Google Chrome is a remarkably powerful web browser. When running on Mac OS it’s also an incredible power and memory hog. At least once a week it bloats so badly that it makes my desktop unusable. Starting today I’m going to take a trial run of living life without Chrome.
Since it’s Mac native, I’ve given Safari the honor of being the first test platform. Although today’s tests have been limited, it’s held up admirably – and more importantly hasn’t slowed the machine down to an infuriating place. As it turns out the threshold for victory in these real life tests isn’t going to be all that high. Anything that lets me get through a week without crashing the computer will likely get a pass as a better option than continuing on with Chrome.
There was a time I’d want to go out and try all the obscure browsers hoping to turn up something with wow factor to spare. These days, I’m mostly about simplicity in use rather than wow. I don’t care so much how the machine runs just so long as it does. I’m not going to spend a lot of time wanting to tinker around under the hood until it behaves “just so.”

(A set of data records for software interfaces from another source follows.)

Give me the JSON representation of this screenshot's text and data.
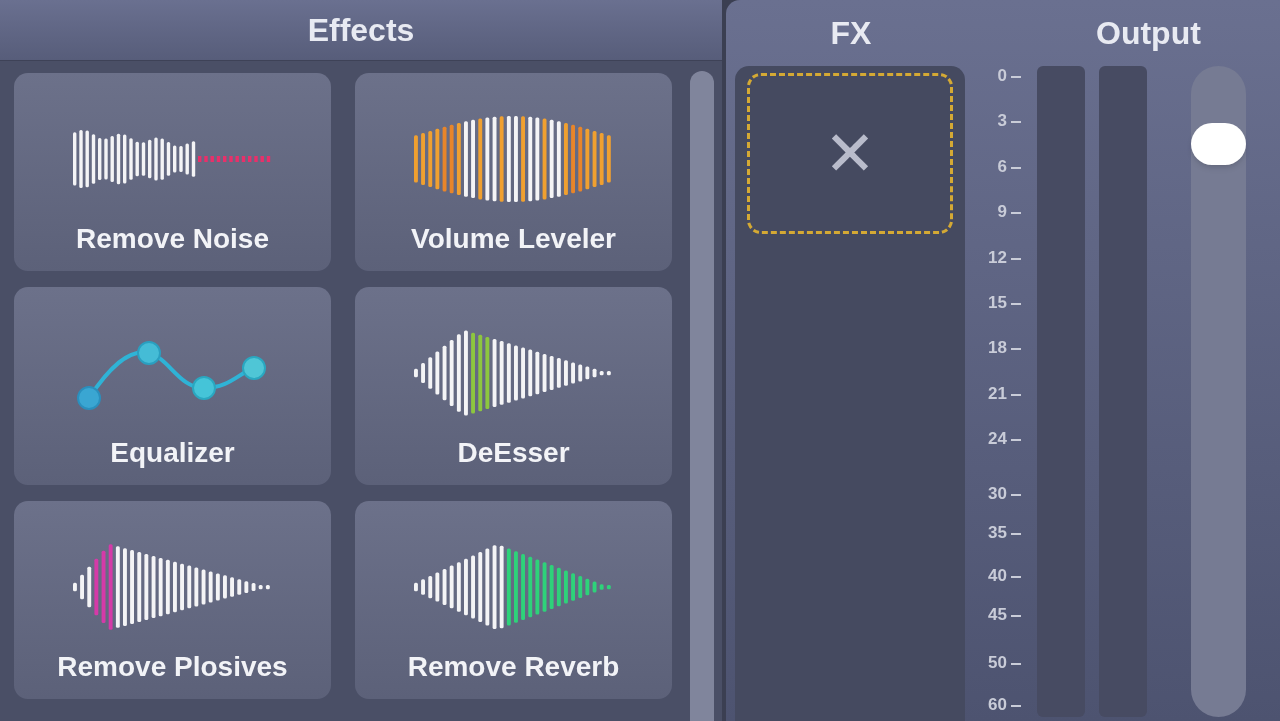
{
  "effects_panel": {
    "title": "Effects",
    "cards": [
      {
        "label": "Remove Noise",
        "kind": "noise"
      },
      {
        "label": "Volume Leveler",
        "kind": "leveler"
      },
      {
        "label": "Equalizer",
        "kind": "eq"
      },
      {
        "label": "DeEsser",
        "kind": "deesser"
      },
      {
        "label": "Remove Plosives",
        "kind": "plosive"
      },
      {
        "label": "Remove Reverb",
        "kind": "reverb"
      }
    ]
  },
  "fx_panel": {
    "title": "FX",
    "slot": {
      "remove_symbol": "✕"
    }
  },
  "output_panel": {
    "title": "Output",
    "scale": [
      "0",
      "3",
      "6",
      "9",
      "12",
      "15",
      "18",
      "21",
      "24",
      "30",
      "35",
      "40",
      "45",
      "50",
      "60"
    ],
    "meters": [
      {
        "level": 0
      },
      {
        "level": 0
      }
    ],
    "volume": {
      "level": 0.88
    }
  }
}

I’d love to place all the blame squarely on Google here, but if I’m fair, I’m currently running a slightly more than 4 year old machine that was a touch under powered when it came out of the box. The ever increasing demand for raw processing power in a computer hasn’t been kind to my Mini. Truth is, switching browsers is probably the last ditch effort to coax a bit more life out of the machine before bringing a replacement online. If I were smart, I’d go ahead and make that purchase now instead of when something finally fails on me… but then needing to buy a computer right-the-hell-now after the old one has crapped out is pretty much one of my oldest continuously observed traditions.

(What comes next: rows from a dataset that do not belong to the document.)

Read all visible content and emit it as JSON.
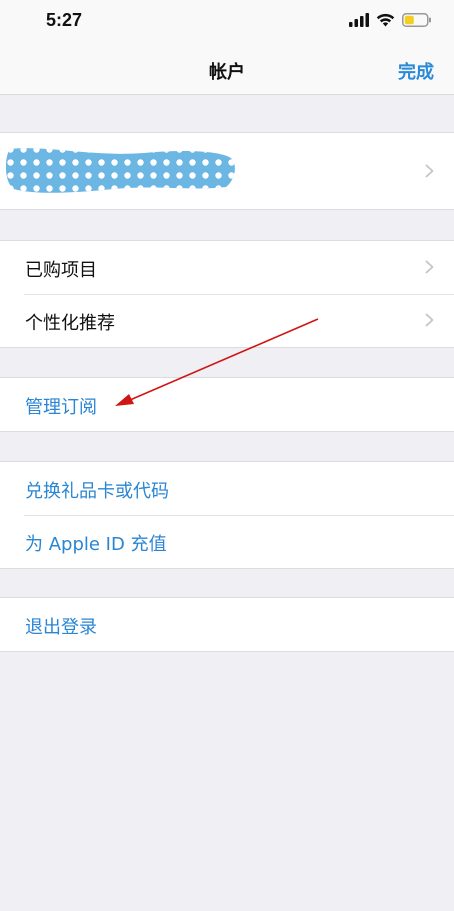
{
  "status_bar": {
    "time": "5:27",
    "icons": [
      "signal-icon",
      "wifi-icon",
      "battery-icon"
    ],
    "battery_color": "#f5cf1f"
  },
  "nav": {
    "title": "帐户",
    "done_label": "完成"
  },
  "profile": {
    "icon": "chevron-right-icon"
  },
  "group1": {
    "items": [
      {
        "label": "已购项目"
      },
      {
        "label": "个性化推荐"
      }
    ]
  },
  "group2": {
    "items": [
      {
        "label": "管理订阅"
      }
    ]
  },
  "group3": {
    "items": [
      {
        "label": "兑换礼品卡或代码"
      },
      {
        "label": "为 Apple ID 充值"
      }
    ]
  },
  "group4": {
    "items": [
      {
        "label": "退出登录"
      }
    ]
  },
  "colors": {
    "accent": "#2a86d3",
    "annotation_arrow": "#d01515",
    "background": "#efeff4"
  }
}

Ditching Chrome won’t solve all that ails computing here, but it could well alleviate the most obnoxious symptom of aging equipment. For today, that would be more than good enough.
1. Fleeing to Canada. Despite the ferocity of your Facebook or Twitter conviction, face it, no one is actually going to move to Canada as a result of this week’s presidential election. Even if you did, you’d find a high tax rate, national health care, and an entire province that wants to break away and form its own country. So all you’d actually accomplish is swapping out one dysfunctional political system for another and paying a hefty moving bill for the privilege. Can we all give the hyperbole a rest and start talking about changes we can make here in the real world to start undoing the mess we’ve collectively made over the last 60-odd years?
2. Antique Technology. Using Internet Explorer 8 is pretty much like driving around in a 1979 Dodge Omni; sure it’s technically transportation, but its reliability is questionable and its style is pretty much non-existent. Like the idiot lights on out fictitious Omni, IE8 spends most of its time throwing up security certificate errors, blocking content, and generally making it unbearable to use for anything other than the most basic tasks… and even then it’s slow as Moses in a minefield. It’s always a comfort to know that here in the most technologically sophisticated arms of government, we insist on plodding along with antiques from the last decade. That’s a sure path to effectiveness and efficiency.
3. Mary Jane. If the people of the great state of Colorado want to toke up for recreational purposes, I say God bless. Given this country’s outstanding record of success at enforcing morality laws, my advice to the DEA is just let ‘em go. We can argue all night about pot being carcinogenic, addictive, a gateway to the wild world of opiates and other drugs, but I have a hard time seeing how it’s all that much different than cigarettes or alcohol. Regulate it, tax it, and then let the states decide how, when, and by whom it can be used. Carrying pot as a Schedule 1 narcotic, with heroin, meth, and LSD strikes me as dishing out a $1000 penalty for a $10 crime. In the grand scheme of shit that’s important, sorry, this just doesn’t make the cut for me.
Until the arrival of the new computers, the fact that many of us installed Firefox as our default web browser wasn’t quite officially sanctioned, but wasn’t banned either. I’d have still rather used Chrome, but that wasn’t even considered worthy of being an option. Now look, I’m all in favor of network security, but that doesn’t have to mean we get stuck using antiquated software – and yes, even a three year old browser feels antiquated after you’re use to using one of the other available options – you know, the ones that have been released in the current decade.
Hey, I’m super excited about getting a new computer. It’s swell that I can now unplug the machine and not have the battery die immediately. It’s just on this one little point of software where we’re having a real problem. I’m sure Internet Explorer works just fine for most people under most conditions, but on a machine that’s already bogged down with metric tons of security software and on a network that no one would call speedy under the best of conditions, IE pretty much adds insult to injury.
We’re a nation that prides itself on technological innovation, so please, for the love of God, his saints, and all things good and holy, can we find a way to look at the interwebs that doesn’t involve dragging out this old warhorse of a program? We’re seriously not doing ourselves any favors here. Don’t believe me? Go ahead and ask about the nine times I had to force quit Explorer before I went to lunch this morning.
And while you’re at it, can you please stop resetting my default homepage. I know our web address and I find it a lot less useful in my daily work than Google is. Sigh.